*** DATA

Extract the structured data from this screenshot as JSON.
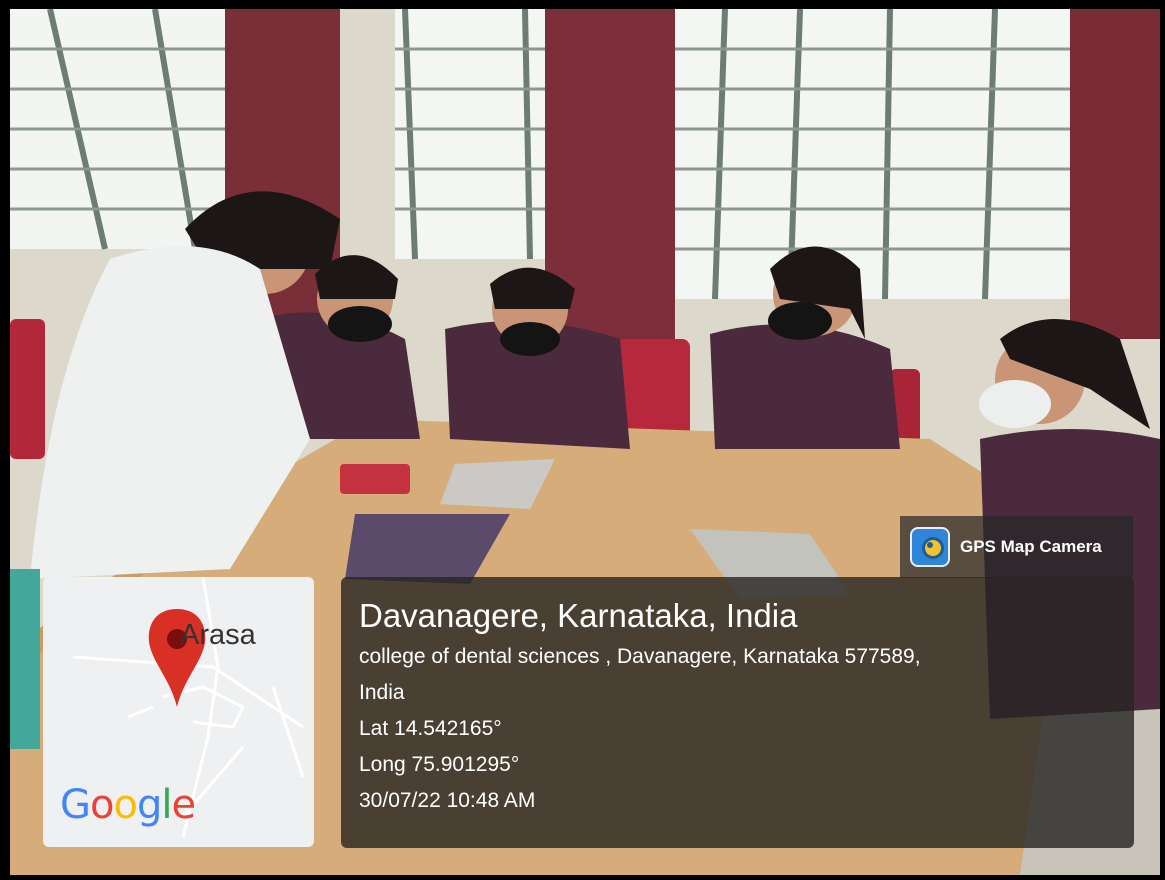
{
  "app": {
    "name": "GPS Map Camera",
    "icon": "gps-map-camera-icon"
  },
  "map": {
    "place_label": "Arasa",
    "provider": "Google",
    "marker_icon": "map-pin-icon",
    "marker_color": "#d93025"
  },
  "location": {
    "title": "Davanagere, Karnataka, India",
    "address_line1": "college of dental sciences , Davanagere, Karnataka 577589,",
    "address_line2": "India",
    "lat": "Lat 14.542165°",
    "long": "Long 75.901295°",
    "datetime": "30/07/22 10:48 AM"
  },
  "colors": {
    "overlay": "#262422",
    "scrub": "#4a2a3c",
    "curtain": "#7a2f38",
    "table": "#d6ad7a"
  }
}
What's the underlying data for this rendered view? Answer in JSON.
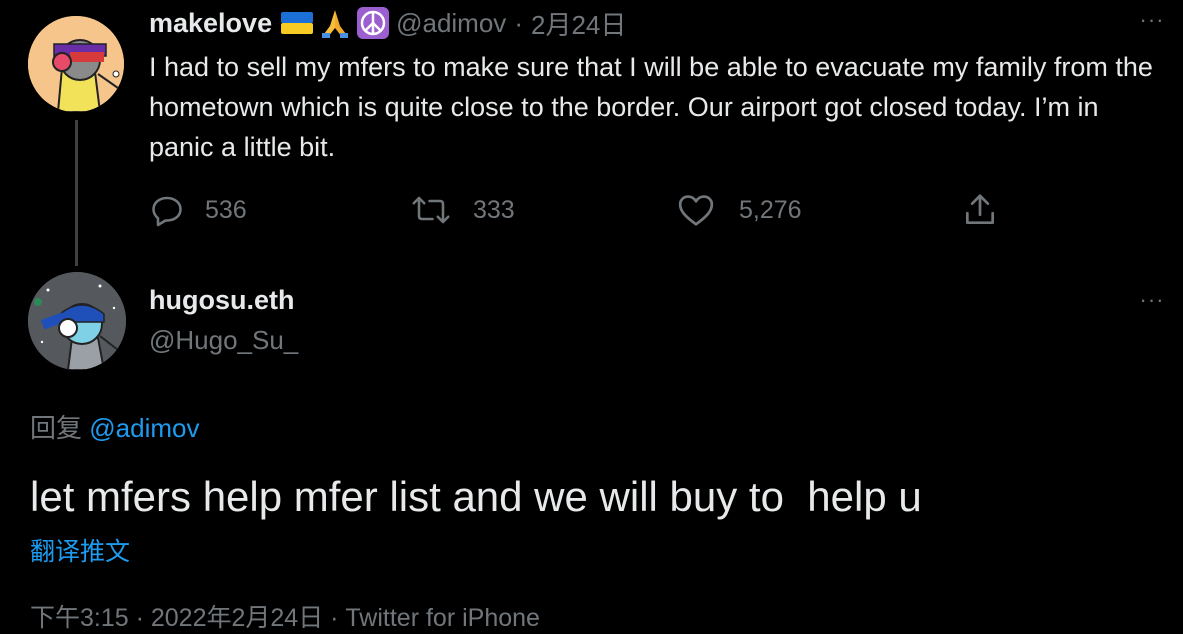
{
  "parent_tweet": {
    "display_name": "makelove",
    "emojis": [
      "ukraine-flag",
      "folded-hands",
      "peace-symbol"
    ],
    "handle": "@adimov",
    "separator": "·",
    "date": "2月24日",
    "more": "···",
    "text": "I had to sell my mfers to make sure that I will be able to evacuate my family from the hometown which is quite close to the border. Our airport got closed today. I’m in panic a little bit.",
    "actions": {
      "reply_count": "536",
      "retweet_count": "333",
      "like_count": "5,276"
    }
  },
  "reply_tweet": {
    "display_name": "hugosu.eth",
    "handle": "@Hugo_Su_",
    "more": "···",
    "replying_to_label": "回复",
    "replying_to_handle": "@adimov",
    "text": "let mfers help mfer list and we will buy to  help u",
    "translate_label": "翻译推文",
    "timestamp": "下午3:15 · 2022年2月24日 · Twitter for iPhone"
  },
  "colors": {
    "background": "#000000",
    "text": "#e7e9ea",
    "muted": "#71767b",
    "link": "#1d9bf0"
  }
}
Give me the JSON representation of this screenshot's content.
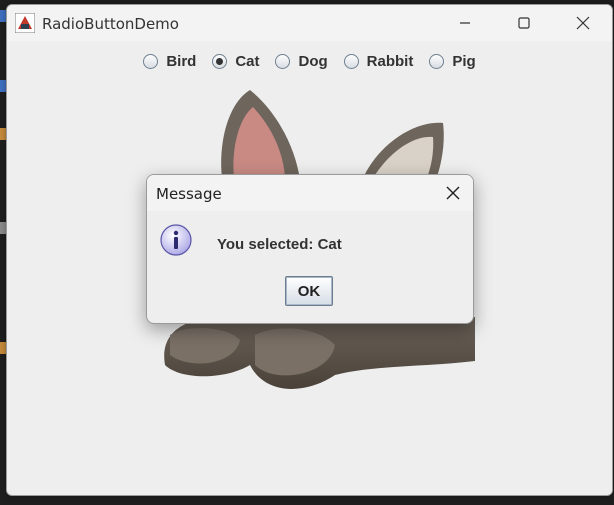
{
  "window": {
    "title": "RadioButtonDemo"
  },
  "titlebar_buttons": [
    "minimize-icon",
    "maximize-icon",
    "close-icon"
  ],
  "options": [
    {
      "label": "Bird",
      "selected": false
    },
    {
      "label": "Cat",
      "selected": true
    },
    {
      "label": "Dog",
      "selected": false
    },
    {
      "label": "Rabbit",
      "selected": false
    },
    {
      "label": "Pig",
      "selected": false
    }
  ],
  "image": {
    "subject": "cat"
  },
  "dialog": {
    "title": "Message",
    "icon": "info-icon",
    "message": "You selected: Cat",
    "ok_label": "OK"
  },
  "colors": {
    "window_bg": "#eeeeee",
    "titlebar_bg": "#f3f3f3",
    "desktop_bg": "#1e1e1e"
  }
}
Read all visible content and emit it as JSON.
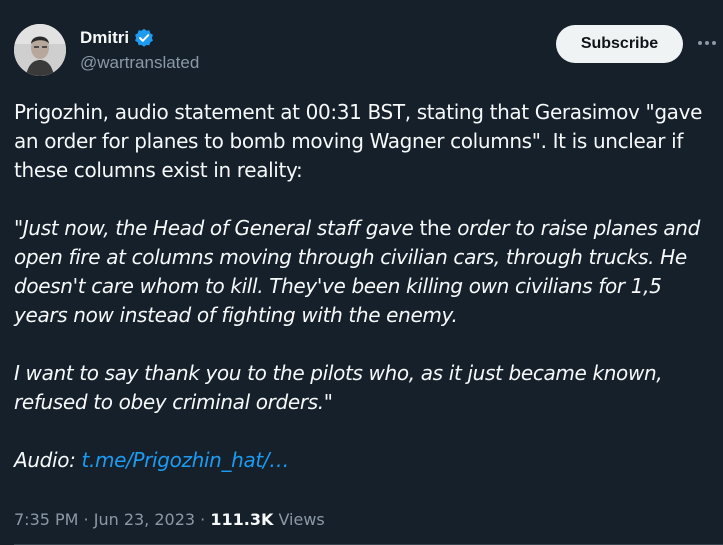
{
  "author": {
    "display_name": "Dmitri",
    "handle": "@wartranslated",
    "verified": true
  },
  "actions": {
    "subscribe_label": "Subscribe",
    "more_icon": "more-horizontal-icon"
  },
  "tweet": {
    "paragraph1": "Prigozhin, audio statement at 00:31 BST, stating that Gerasimov \"gave an order for planes to bomb moving Wagner columns\". It is unclear if these columns exist in reality:",
    "quote1_part1": "\"Just now, the Head of General staff gave ",
    "quote1_upright": "the",
    "quote1_part2": " order to raise planes and open fire at columns moving through civilian cars, through trucks. He doesn't care whom to kill. They've been killing own civilians for 1,5 years now instead of fighting with the enemy.",
    "quote2": "I want to say thank you to the pilots who, as it just became known, refused to obey criminal orders.\"",
    "audio_label": "Audio: ",
    "audio_link": "t.me/Prigozhin_hat/…"
  },
  "meta": {
    "time": "7:35 PM",
    "separator1": " · ",
    "date": "Jun 23, 2023",
    "separator2": " · ",
    "views_count": "111.3K",
    "views_label": " Views"
  },
  "colors": {
    "background": "#15202b",
    "text": "#f7f9f9",
    "secondary": "#8b98a5",
    "link": "#1d9bf0",
    "verified": "#1d9bf0",
    "button_bg": "#eff3f4"
  }
}
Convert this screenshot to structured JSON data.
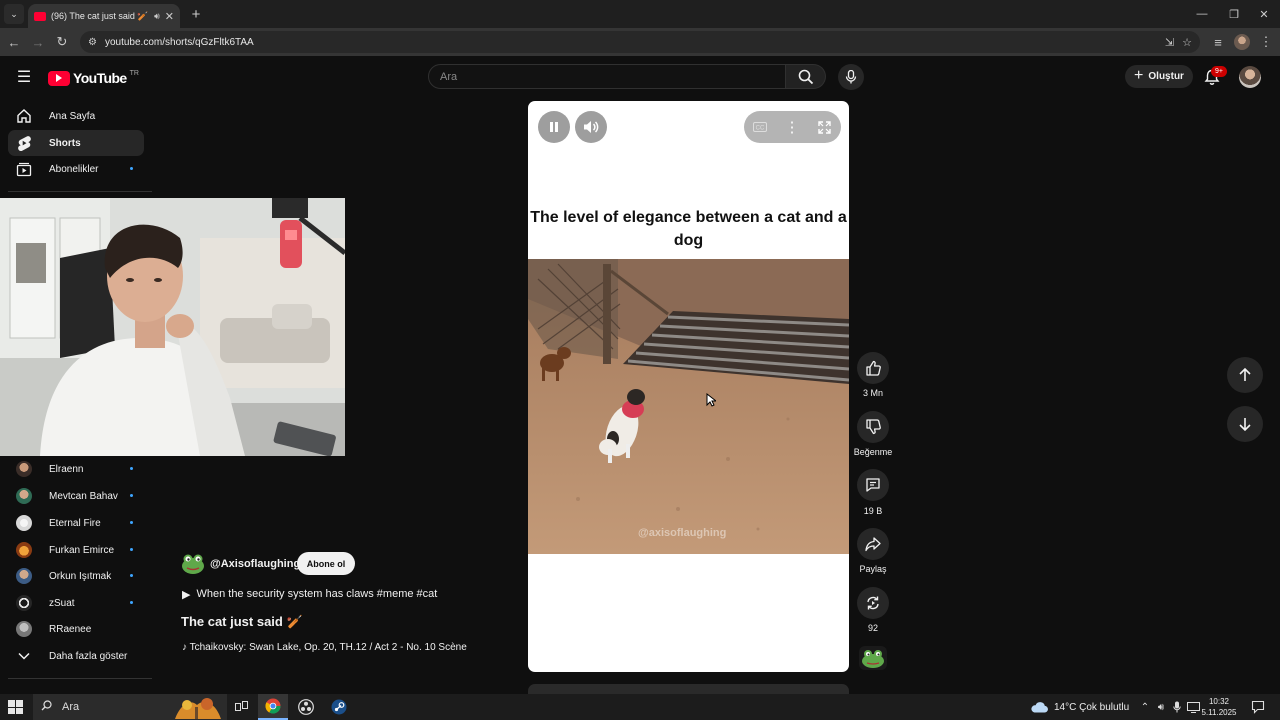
{
  "browser": {
    "tab_title": "(96) The cat just said 🏏 - YouTube",
    "url": "youtube.com/shorts/qGzFltk6TAA"
  },
  "header": {
    "logo_text": "YouTube",
    "country_code": "TR",
    "search_placeholder": "Ara",
    "create_label": "Oluştur",
    "notification_count": "9+"
  },
  "sidebar": {
    "items": [
      {
        "label": "Ana Sayfa",
        "icon": "home-icon"
      },
      {
        "label": "Shorts",
        "icon": "shorts-icon",
        "active": true
      },
      {
        "label": "Abonelikler",
        "icon": "subscriptions-icon"
      }
    ],
    "subscriptions": [
      {
        "label": "Elraenn"
      },
      {
        "label": "Mevtcan Bahav"
      },
      {
        "label": "Eternal Fire"
      },
      {
        "label": "Furkan Emirce"
      },
      {
        "label": "Orkun Işıtmak"
      },
      {
        "label": "zSuat"
      },
      {
        "label": "RRaenee"
      }
    ],
    "show_more": "Daha fazla göster"
  },
  "short": {
    "channel": "@Axisoflaughing",
    "subscribe_label": "Abone ol",
    "description": "When the security system has claws #meme #cat",
    "title": "The cat just said 🏏",
    "music": "Tchaikovsky: Swan Lake, Op. 20, TH.12 / Act 2 - No. 10 Scène",
    "caption": "The level of elegance between a cat and a dog",
    "watermark": "@axisoflaughing"
  },
  "actions": {
    "likes": "3 Mn",
    "dislike_label": "Beğenme",
    "comments": "19 B",
    "share_label": "Paylaş",
    "remix_count": "92"
  },
  "taskbar": {
    "search_label": "Ara",
    "weather": "14°C  Çok bulutlu",
    "time": "10:32",
    "date": "5.11.2025"
  },
  "colors": {
    "brand_red": "#ff0033",
    "page_bg": "#0f0f0f",
    "accent_blue": "#3ea6ff"
  }
}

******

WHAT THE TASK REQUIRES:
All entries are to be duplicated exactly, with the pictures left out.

SOLUTION TO THE EXERCISE:
Extract the structured data from this screenshot as JSON.
{
  "app": {
    "name": "GPS Map Camera",
    "icon": "gps-map-camera-icon"
  },
  "map": {
    "place_label": "Arasa",
    "provider": "Google",
    "marker_icon": "map-pin-icon",
    "marker_color": "#d93025"
  },
  "location": {
    "title": "Davanagere, Karnataka, India",
    "address_line1": "college of dental sciences , Davanagere, Karnataka 577589,",
    "address_line2": "India",
    "lat": "Lat 14.542165°",
    "long": "Long 75.901295°",
    "datetime": "30/07/22 10:48 AM"
  },
  "colors": {
    "overlay": "#262422",
    "scrub": "#4a2a3c",
    "curtain": "#7a2f38",
    "table": "#d6ad7a"
  }
}
What's the underlying data for this rendered view? Answer in JSON.
{
  "parent_tweet": {
    "display_name": "makelove",
    "emojis": [
      "ukraine-flag",
      "folded-hands",
      "peace-symbol"
    ],
    "handle": "@adimov",
    "separator": "·",
    "date": "2月24日",
    "more": "···",
    "text": "I had to sell my mfers to make sure that I will be able to evacuate my family from the hometown which is quite close to the border. Our airport got closed today. I’m in panic a little bit.",
    "actions": {
      "reply_count": "536",
      "retweet_count": "333",
      "like_count": "5,276"
    }
  },
  "reply_tweet": {
    "display_name": "hugosu.eth",
    "handle": "@Hugo_Su_",
    "more": "···",
    "replying_to_label": "回复",
    "replying_to_handle": "@adimov",
    "text": "let mfers help mfer list and we will buy to  help u",
    "translate_label": "翻译推文",
    "timestamp": "下午3:15 · 2022年2月24日 · Twitter for iPhone"
  },
  "colors": {
    "background": "#000000",
    "text": "#e7e9ea",
    "muted": "#71767b",
    "link": "#1d9bf0"
  }
}
Give me the JSON representation of this screenshot's content.
{
  "window": {
    "title": "RadioButtonDemo"
  },
  "titlebar_buttons": [
    "minimize-icon",
    "maximize-icon",
    "close-icon"
  ],
  "options": [
    {
      "label": "Bird",
      "selected": false
    },
    {
      "label": "Cat",
      "selected": true
    },
    {
      "label": "Dog",
      "selected": false
    },
    {
      "label": "Rabbit",
      "selected": false
    },
    {
      "label": "Pig",
      "selected": false
    }
  ],
  "image": {
    "subject": "cat"
  },
  "dialog": {
    "title": "Message",
    "icon": "info-icon",
    "message": "You selected: Cat",
    "ok_label": "OK"
  },
  "colors": {
    "window_bg": "#eeeeee",
    "titlebar_bg": "#f3f3f3",
    "desktop_bg": "#1e1e1e"
  }
}
Read all visible content and emit it as JSON.
{
  "author": {
    "display_name": "Dmitri",
    "handle": "@wartranslated",
    "verified": true
  },
  "actions": {
    "subscribe_label": "Subscribe",
    "more_icon": "more-horizontal-icon"
  },
  "tweet": {
    "paragraph1": "Prigozhin, audio statement at 00:31 BST, stating that Gerasimov \"gave an order for planes to bomb moving Wagner columns\". It is unclear if these columns exist in reality:",
    "quote1_part1": "\"Just now, the Head of General staff gave ",
    "quote1_upright": "the",
    "quote1_part2": " order to raise planes and open fire at columns moving through civilian cars, through trucks. He doesn't care whom to kill. They've been killing own civilians for 1,5 years now instead of fighting with the enemy.",
    "quote2": "I want to say thank you to the pilots who, as it just became known, refused to obey criminal orders.\"",
    "audio_label": "Audio: ",
    "audio_link": "t.me/Prigozhin_hat/…"
  },
  "meta": {
    "time": "7:35 PM",
    "separator1": " · ",
    "date": "Jun 23, 2023",
    "separator2": " · ",
    "views_count": "111.3K",
    "views_label": " Views"
  },
  "colors": {
    "background": "#15202b",
    "text": "#f7f9f9",
    "secondary": "#8b98a5",
    "link": "#1d9bf0",
    "verified": "#1d9bf0",
    "button_bg": "#eff3f4"
  }
}
Convert this screenshot to structured JSON data.
{
  "browser": {
    "tab_title": "(96) The cat just said 🏏 - YouTube",
    "url": "youtube.com/shorts/qGzFltk6TAA"
  },
  "header": {
    "logo_text": "YouTube",
    "country_code": "TR",
    "search_placeholder": "Ara",
    "create_label": "Oluştur",
    "notification_count": "9+"
  },
  "sidebar": {
    "items": [
      {
        "label": "Ana Sayfa",
        "icon": "home-icon"
      },
      {
        "label": "Shorts",
        "icon": "shorts-icon",
        "active": true
      },
      {
        "label": "Abonelikler",
        "icon": "subscriptions-icon"
      }
    ],
    "subscriptions": [
      {
        "label": "Elraenn"
      },
      {
        "label": "Mevtcan Bahav"
      },
      {
        "label": "Eternal Fire"
      },
      {
        "label": "Furkan Emirce"
      },
      {
        "label": "Orkun Işıtmak"
      },
      {
        "label": "zSuat"
      },
      {
        "label": "RRaenee"
      }
    ],
    "show_more": "Daha fazla göster"
  },
  "short": {
    "channel": "@Axisoflaughing",
    "subscribe_label": "Abone ol",
    "description": "When the security system has claws #meme #cat",
    "title": "The cat just said 🏏",
    "music": "Tchaikovsky: Swan Lake, Op. 20, TH.12 / Act 2 - No. 10 Scène",
    "caption": "The level of elegance between a cat and a dog",
    "watermark": "@axisoflaughing"
  },
  "actions": {
    "likes": "3 Mn",
    "dislike_label": "Beğenme",
    "comments": "19 B",
    "share_label": "Paylaş",
    "remix_count": "92"
  },
  "taskbar": {
    "search_label": "Ara",
    "weather": "14°C  Çok bulutlu",
    "time": "10:32",
    "date": "5.11.2025"
  },
  "colors": {
    "brand_red": "#ff0033",
    "page_bg": "#0f0f0f",
    "accent_blue": "#3ea6ff"
  }
}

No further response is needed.